From the entries below, copy every line where the string "company" appears.

···

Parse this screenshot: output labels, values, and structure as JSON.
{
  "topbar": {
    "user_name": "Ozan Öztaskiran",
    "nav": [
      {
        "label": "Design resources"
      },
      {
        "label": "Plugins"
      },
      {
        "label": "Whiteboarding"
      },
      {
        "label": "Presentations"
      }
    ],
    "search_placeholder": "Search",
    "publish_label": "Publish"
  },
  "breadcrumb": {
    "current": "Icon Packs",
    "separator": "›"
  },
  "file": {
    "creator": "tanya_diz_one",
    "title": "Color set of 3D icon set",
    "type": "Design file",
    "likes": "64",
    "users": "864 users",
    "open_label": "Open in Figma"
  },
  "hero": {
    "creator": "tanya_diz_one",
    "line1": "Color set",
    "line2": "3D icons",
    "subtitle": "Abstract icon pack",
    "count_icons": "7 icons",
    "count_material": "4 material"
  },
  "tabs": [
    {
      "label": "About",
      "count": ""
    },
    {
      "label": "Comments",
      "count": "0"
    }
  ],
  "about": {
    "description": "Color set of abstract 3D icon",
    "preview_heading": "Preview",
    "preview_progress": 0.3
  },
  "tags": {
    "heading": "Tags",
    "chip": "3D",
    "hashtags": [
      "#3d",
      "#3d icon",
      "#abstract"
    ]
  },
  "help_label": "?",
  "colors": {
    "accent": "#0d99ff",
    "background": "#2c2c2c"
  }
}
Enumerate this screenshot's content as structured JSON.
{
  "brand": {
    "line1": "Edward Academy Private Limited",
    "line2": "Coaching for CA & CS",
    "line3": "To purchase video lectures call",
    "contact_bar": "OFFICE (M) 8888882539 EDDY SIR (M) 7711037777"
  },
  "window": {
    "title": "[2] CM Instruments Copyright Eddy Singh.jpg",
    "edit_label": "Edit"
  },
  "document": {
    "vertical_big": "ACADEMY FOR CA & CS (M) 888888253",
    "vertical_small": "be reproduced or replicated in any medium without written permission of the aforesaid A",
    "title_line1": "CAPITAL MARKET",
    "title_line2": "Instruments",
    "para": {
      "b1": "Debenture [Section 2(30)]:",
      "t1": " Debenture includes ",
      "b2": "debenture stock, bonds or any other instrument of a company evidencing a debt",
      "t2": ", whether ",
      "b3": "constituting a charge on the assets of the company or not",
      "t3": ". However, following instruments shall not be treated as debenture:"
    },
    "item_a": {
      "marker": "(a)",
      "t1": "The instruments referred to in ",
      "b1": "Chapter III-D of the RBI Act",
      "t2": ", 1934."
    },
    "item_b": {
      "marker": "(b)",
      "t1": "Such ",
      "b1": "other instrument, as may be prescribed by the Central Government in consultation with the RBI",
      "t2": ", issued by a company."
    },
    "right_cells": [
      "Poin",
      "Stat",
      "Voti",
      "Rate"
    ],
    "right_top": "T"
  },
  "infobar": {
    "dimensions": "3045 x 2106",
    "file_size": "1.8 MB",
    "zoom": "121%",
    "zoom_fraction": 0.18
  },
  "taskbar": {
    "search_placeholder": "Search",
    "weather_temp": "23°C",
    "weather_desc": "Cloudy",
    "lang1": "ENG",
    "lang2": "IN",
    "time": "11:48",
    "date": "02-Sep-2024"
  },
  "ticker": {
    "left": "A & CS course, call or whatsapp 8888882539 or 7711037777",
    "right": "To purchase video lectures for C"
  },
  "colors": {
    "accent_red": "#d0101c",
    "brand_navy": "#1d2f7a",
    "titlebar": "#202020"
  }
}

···

## [Answer box]
      "b2": "debenture stock, bonds or any other instrument of a company evidencing a debt",
      "b3": "constituting a charge on the assets of the company or not",
      "t2": ", issued by a company."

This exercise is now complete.